Federal Reserve, Central Banks, & Financial Departments

Using agriculture as a teaching tool to give children a hands on learning experience l Council 4 Econ Ed http://ow.ly/tmnbe

How people in their prime working years have fared since the recession l Atlanta Fed http://goo.gl/TMRGLu

Gender gaps in labor force participation rates and unemployment rates across the world l St. Louis Fed http://bit.ly/1b2dBKn

What might SE employment look like in 2014? Recent survey data l Atlanta Fed http://goo.gl/jtD3JF

Senate rejects unemployment bill l Floor Action http://bit.ly/LUkxDu

Pre-K Remains Hot State Policy Topic l Council 4 Econ Ed http://ow.ly/tlNQ9

Thank you as always for joining us on Saturday for HBCU Money™ Dozen. The 12 most important research and finance articles of the week.

HBCU Money™ Dozen Links 6/10 – 6/14


Did you miss HBCU Money™ Dozen via Twitter? No worry. We are now putting them on the site for you to visit at your leisure. We have made some changes here at HBCU Money™ Dozen.

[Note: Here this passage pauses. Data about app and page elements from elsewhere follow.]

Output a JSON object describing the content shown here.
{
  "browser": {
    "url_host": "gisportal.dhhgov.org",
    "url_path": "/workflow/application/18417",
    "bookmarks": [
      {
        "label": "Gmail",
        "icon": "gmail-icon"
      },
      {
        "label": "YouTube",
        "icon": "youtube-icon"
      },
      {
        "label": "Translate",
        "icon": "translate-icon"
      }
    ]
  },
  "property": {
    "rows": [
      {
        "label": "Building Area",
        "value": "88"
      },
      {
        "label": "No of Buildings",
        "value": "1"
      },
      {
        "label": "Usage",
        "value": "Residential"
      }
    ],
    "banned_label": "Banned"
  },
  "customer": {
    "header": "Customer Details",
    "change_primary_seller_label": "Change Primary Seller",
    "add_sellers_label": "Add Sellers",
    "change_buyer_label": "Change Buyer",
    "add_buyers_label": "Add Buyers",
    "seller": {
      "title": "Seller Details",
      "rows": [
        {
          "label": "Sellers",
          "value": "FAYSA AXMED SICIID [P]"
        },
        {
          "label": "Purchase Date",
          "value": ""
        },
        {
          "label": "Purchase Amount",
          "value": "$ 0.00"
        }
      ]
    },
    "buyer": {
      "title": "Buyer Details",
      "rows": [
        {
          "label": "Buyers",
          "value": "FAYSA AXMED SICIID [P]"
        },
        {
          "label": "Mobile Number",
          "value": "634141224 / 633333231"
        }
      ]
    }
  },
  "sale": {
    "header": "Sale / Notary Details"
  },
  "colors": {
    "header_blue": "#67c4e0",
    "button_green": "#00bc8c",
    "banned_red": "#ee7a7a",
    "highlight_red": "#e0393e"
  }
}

We are now solely focused on research and central bank articles from the previous week.


Nigeria sees opportunity from investment in to agriculture l Grow Africa

EPA Helps the Nation Be Better Prepared for Emergency Response l EPA Research

Discovery of new material state counterintuitive to laws of physics l Argonne

Our new campaign asks water lovers to help keep invasive species from spreading l IL-IN Sea Grant

Explore MPAs and find out who is collecting data | OceanSpaces l CA Sea Grant

Great opportunities to watch the next generation of sea turtles scurry into the sea! l TX Sea Grant

Federal Reserve, Central Banks, & Financial Departments

Self-employment is higher in sub-Saharan , and wage is lower, than in any other region l World Bank

Is there a housing bubble in China, and will it burst anytime soon? l St. Louis Fed

Use this worksheet this weekend to calculate what you need 2 save l Dr. Barbara O’Neill

Video: See why it matters that families’ net worth is still reeling from the financial crisis l St. Louis Fed

Rising rates is bad news for builders l Housing Wire

Carolinas Business Survey l Richmond Fed

Thank you as always for joining us on Saturday for HBCU Money™ Dozen. The 12 most important research and finance articles of the week.